**ASSIGNED TASK**:
The reply should repeat all of the data word for word, with no pictures.

**GIVEN RECORDS**:
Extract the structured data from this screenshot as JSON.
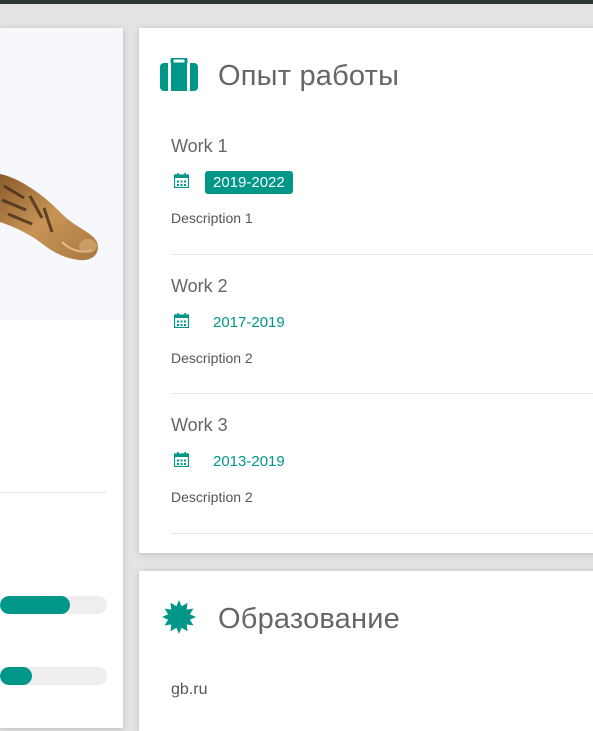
{
  "work": {
    "title": "Опыт работы",
    "entries": [
      {
        "title": "Work 1",
        "date": "2019-2022",
        "description": "Description 1",
        "current": true
      },
      {
        "title": "Work 2",
        "date": "2017-2019",
        "description": "Description 2",
        "current": false
      },
      {
        "title": "Work 3",
        "date": "2013-2019",
        "description": "Description 2",
        "current": false
      }
    ]
  },
  "education": {
    "title": "Образование",
    "items": [
      "gb.ru"
    ]
  },
  "skills": {
    "levels": [
      0.65,
      0.3
    ]
  },
  "icons": {
    "work": "briefcase-icon",
    "education": "certificate-icon",
    "date": "calendar-icon"
  },
  "colors": {
    "accent": "#009688",
    "text": "#666666",
    "background": "#e3e3e3",
    "card": "#ffffff",
    "topbar": "#2d3436"
  }
}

**RESPONSE BELOW**:
Extract the structured data from this screenshot as JSON.
{
  "work": {
    "title": "Опыт работы",
    "entries": [
      {
        "title": "Work 1",
        "date": "2019-2022",
        "description": "Description 1",
        "current": true
      },
      {
        "title": "Work 2",
        "date": "2017-2019",
        "description": "Description 2",
        "current": false
      },
      {
        "title": "Work 3",
        "date": "2013-2019",
        "description": "Description 2",
        "current": false
      }
    ]
  },
  "education": {
    "title": "Образование",
    "items": [
      "gb.ru"
    ]
  },
  "skills": {
    "levels": [
      0.65,
      0.3
    ]
  },
  "icons": {
    "work": "briefcase-icon",
    "education": "certificate-icon",
    "date": "calendar-icon"
  },
  "colors": {
    "accent": "#009688",
    "text": "#666666",
    "background": "#e3e3e3",
    "card": "#ffffff",
    "topbar": "#2d3436"
  }
}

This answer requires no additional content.